--- ABOUT THIS TASK ---
Search the material below for the string "name" and copy each line where it appears.

--- DATASET RECORDS ---
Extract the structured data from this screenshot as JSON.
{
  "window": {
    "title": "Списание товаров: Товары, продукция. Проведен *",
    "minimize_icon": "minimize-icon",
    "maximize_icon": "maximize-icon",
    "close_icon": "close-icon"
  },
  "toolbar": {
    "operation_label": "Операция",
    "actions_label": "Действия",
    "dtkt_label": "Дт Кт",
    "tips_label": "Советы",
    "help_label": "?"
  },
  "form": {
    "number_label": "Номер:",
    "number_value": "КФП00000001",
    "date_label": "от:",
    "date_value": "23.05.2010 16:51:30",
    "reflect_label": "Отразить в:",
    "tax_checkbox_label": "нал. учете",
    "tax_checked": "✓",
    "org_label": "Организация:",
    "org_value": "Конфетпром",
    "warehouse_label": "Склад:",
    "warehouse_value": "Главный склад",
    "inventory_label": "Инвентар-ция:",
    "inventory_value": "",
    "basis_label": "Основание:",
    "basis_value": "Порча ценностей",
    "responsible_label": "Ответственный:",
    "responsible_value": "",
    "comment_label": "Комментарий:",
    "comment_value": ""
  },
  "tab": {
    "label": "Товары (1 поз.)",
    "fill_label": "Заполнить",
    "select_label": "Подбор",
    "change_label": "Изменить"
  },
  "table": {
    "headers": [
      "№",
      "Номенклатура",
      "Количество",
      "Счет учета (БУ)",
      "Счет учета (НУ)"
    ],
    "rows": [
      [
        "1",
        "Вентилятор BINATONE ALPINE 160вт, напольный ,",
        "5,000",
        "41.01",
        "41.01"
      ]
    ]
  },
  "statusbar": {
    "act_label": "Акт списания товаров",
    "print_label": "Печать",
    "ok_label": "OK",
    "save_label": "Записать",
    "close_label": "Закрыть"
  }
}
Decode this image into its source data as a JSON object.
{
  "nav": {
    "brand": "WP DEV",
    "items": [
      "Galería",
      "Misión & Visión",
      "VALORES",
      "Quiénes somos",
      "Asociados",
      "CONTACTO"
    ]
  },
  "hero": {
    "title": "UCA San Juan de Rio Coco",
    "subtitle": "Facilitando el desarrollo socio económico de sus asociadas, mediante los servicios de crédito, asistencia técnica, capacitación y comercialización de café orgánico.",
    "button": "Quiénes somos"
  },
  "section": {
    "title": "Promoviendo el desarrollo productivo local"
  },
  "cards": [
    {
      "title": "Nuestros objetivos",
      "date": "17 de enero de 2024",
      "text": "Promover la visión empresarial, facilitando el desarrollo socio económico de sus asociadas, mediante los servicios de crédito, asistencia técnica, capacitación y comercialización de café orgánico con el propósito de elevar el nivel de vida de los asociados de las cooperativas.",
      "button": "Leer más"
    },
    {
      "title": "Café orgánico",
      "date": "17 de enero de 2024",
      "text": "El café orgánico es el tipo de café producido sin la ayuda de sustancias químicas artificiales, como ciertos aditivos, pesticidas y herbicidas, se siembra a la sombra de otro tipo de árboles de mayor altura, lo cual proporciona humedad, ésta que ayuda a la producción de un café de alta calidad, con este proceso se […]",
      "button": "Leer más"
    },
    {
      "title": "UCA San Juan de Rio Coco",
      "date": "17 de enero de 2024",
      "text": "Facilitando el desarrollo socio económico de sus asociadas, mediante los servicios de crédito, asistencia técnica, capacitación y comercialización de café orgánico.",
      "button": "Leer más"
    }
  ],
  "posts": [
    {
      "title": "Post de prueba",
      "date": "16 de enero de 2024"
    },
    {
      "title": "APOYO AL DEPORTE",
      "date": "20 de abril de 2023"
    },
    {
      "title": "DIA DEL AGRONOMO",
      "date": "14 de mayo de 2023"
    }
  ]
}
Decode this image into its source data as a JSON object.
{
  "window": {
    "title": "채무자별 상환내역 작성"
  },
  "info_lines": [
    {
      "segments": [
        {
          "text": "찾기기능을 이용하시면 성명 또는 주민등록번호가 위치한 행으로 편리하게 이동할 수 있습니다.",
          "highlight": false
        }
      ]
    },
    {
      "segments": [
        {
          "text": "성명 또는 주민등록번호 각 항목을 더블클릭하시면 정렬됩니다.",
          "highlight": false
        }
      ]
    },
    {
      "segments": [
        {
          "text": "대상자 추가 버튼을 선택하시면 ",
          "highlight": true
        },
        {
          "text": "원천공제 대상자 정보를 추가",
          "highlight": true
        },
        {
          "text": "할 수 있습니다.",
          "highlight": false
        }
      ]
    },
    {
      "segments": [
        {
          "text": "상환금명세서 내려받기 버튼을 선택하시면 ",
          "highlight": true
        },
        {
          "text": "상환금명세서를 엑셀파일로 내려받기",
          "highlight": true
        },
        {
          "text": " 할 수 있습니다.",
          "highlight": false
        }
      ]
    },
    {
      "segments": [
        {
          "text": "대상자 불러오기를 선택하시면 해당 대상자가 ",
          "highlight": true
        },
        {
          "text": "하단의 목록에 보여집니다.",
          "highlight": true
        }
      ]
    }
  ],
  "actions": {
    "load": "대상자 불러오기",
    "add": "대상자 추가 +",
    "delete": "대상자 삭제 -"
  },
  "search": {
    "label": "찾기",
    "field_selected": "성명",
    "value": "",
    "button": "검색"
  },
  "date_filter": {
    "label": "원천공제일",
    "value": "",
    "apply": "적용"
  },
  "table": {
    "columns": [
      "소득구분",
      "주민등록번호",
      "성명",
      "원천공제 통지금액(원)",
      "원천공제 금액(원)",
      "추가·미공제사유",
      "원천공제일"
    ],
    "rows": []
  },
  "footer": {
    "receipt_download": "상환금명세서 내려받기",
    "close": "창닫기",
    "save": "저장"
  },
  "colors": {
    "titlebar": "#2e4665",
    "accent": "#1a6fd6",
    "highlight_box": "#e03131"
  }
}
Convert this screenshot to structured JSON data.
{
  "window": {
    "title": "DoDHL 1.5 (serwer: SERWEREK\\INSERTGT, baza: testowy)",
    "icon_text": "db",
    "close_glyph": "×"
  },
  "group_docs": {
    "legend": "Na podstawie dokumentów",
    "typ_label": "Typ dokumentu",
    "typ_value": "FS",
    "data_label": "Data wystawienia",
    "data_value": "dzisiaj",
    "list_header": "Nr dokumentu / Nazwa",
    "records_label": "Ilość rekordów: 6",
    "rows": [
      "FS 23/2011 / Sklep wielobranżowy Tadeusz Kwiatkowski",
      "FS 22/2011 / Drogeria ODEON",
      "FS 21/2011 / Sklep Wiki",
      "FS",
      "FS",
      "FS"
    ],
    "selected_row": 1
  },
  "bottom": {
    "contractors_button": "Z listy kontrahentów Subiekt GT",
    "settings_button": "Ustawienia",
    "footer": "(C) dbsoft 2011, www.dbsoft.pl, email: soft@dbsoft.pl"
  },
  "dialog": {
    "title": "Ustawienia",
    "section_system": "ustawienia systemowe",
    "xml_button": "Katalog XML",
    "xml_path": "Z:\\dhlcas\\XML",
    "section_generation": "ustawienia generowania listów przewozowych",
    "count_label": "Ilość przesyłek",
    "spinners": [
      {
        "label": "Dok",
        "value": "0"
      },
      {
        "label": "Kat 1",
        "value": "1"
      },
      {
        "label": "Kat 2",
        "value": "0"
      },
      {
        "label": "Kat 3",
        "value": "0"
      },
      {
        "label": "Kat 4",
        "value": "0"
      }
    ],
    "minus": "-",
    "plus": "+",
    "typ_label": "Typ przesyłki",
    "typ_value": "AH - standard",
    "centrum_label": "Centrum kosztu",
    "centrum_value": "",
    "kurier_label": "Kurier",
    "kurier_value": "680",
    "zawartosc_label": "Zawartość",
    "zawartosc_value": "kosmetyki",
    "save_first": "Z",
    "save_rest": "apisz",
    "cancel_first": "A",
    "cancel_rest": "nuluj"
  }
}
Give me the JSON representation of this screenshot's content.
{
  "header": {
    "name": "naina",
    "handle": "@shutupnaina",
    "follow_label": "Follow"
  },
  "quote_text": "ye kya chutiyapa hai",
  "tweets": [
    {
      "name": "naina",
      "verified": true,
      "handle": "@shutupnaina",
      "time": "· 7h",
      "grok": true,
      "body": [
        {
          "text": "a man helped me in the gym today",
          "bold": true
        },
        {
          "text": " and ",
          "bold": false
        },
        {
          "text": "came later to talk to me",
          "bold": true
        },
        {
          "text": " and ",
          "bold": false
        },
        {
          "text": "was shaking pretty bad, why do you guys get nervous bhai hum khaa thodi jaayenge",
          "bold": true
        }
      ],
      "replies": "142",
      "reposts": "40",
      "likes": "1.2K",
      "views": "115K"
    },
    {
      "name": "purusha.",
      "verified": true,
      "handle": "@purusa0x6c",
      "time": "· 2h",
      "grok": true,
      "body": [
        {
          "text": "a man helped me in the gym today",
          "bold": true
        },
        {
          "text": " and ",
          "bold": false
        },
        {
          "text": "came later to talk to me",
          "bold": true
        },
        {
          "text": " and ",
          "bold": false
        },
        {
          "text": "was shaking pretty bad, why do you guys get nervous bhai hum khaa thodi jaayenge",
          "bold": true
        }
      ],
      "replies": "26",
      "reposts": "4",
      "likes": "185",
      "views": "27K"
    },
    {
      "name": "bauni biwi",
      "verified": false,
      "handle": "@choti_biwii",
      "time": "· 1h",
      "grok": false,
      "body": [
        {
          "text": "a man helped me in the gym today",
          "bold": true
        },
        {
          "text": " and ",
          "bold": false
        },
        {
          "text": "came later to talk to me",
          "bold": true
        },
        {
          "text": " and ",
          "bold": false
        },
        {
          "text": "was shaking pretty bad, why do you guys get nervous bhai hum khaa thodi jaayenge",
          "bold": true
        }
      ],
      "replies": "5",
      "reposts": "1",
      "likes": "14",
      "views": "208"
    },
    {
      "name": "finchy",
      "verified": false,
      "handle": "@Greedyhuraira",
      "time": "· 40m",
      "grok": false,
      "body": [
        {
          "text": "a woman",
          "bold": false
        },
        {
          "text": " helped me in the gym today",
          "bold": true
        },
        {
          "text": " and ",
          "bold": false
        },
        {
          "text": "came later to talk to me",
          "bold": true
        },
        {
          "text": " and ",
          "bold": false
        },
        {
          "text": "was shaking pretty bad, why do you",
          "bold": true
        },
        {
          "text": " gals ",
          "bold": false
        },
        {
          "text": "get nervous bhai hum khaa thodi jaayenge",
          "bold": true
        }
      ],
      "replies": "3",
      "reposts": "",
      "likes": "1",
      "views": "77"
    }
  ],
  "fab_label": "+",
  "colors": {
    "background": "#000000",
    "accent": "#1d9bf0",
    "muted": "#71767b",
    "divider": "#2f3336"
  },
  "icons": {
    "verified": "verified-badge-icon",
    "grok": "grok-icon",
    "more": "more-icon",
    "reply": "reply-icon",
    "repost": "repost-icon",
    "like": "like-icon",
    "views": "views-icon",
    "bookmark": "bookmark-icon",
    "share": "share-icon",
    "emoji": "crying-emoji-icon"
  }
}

--- ANSWER BELOW ---
    "name": "naina",
      "name": "naina",
      "name": "purusha.",
      "name": "bauni biwi",
      "name": "finchy",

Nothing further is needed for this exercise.